The Wall Street Journal is reporting that an announcement from Google regarding their plans to enter the cellular phone market will be coming in the next two weeks. Amol Sharma writes in the October 30th edition of the paper that Google has been in talks with manufacturers and carriers about releasing handsets built around Google-made software designed to their Web-based services and applications to mobile users. Sharma reports that in the US, Google "has the most traction with ... T-Mobile USA."
The article also claims that Google is planning to make their phones as open as possible, giving developers and end users access to the deepest layers of the operating system in order to encourage third-party application development. "Openness" has been a hot topic as of late in the cellular world, with Nokia and Apple trading thinly veiled barbs regarding the openness of each other's handsets. Apple, of course, has been under fire lately for "locking down" their iPhone handset despite a burgeoning developer community that's extending the device's functionality via third-party apps. Apple has announced an iPhone software development kit will be available in February 2008.

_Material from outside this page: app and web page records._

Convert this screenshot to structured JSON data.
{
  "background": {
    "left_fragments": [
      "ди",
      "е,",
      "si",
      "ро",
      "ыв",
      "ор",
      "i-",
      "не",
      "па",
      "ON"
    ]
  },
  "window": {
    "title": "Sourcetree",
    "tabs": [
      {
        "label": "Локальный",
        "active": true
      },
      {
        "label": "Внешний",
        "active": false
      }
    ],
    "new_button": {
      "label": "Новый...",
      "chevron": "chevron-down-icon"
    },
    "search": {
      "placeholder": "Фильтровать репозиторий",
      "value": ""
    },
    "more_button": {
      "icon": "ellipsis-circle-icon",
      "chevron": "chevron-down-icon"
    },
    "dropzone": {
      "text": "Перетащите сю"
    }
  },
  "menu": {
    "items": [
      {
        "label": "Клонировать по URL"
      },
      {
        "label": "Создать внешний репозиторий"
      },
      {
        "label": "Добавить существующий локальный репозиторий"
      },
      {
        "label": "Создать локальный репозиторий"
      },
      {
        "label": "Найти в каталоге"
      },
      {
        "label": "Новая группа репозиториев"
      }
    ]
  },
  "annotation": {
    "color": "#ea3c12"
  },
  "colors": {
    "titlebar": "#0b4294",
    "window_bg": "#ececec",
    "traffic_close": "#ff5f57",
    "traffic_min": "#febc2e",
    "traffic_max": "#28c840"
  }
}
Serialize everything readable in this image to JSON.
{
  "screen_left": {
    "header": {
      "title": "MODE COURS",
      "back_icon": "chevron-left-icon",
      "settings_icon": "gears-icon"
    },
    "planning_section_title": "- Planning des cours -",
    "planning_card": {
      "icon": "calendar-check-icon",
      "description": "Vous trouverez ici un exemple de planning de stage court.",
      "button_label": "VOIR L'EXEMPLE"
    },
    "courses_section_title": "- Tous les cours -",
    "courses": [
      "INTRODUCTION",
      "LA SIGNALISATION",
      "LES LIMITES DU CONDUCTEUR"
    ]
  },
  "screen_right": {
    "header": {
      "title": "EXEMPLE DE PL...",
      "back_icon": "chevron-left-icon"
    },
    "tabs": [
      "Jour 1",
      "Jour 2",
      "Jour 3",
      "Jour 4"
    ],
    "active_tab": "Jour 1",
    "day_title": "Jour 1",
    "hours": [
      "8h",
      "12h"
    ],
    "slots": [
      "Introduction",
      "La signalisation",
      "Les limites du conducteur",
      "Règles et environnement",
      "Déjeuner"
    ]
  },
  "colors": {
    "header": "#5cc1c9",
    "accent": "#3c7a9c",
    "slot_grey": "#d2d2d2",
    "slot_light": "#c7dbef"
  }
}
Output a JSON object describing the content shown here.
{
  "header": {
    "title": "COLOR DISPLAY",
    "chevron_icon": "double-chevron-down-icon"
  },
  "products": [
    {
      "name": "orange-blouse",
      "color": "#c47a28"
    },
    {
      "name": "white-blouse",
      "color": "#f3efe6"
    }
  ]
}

Meanwhile, Sharma's article cites "people familiar with the situation" as claiming that Google-powered phones could hit he marketplace by the middle of 2008. While that takes a little bit of the excitement away from the two weeks' hence announcement of gPhone plans, it sets the stage for a very interesting '08 in the mobile world. Between Google, Apple, Nokia (with their whole Ovi mobile services ecosystem) and now Microsoft (buying a stake in Facebook), '08 could be the year of Mobile Internet in the US.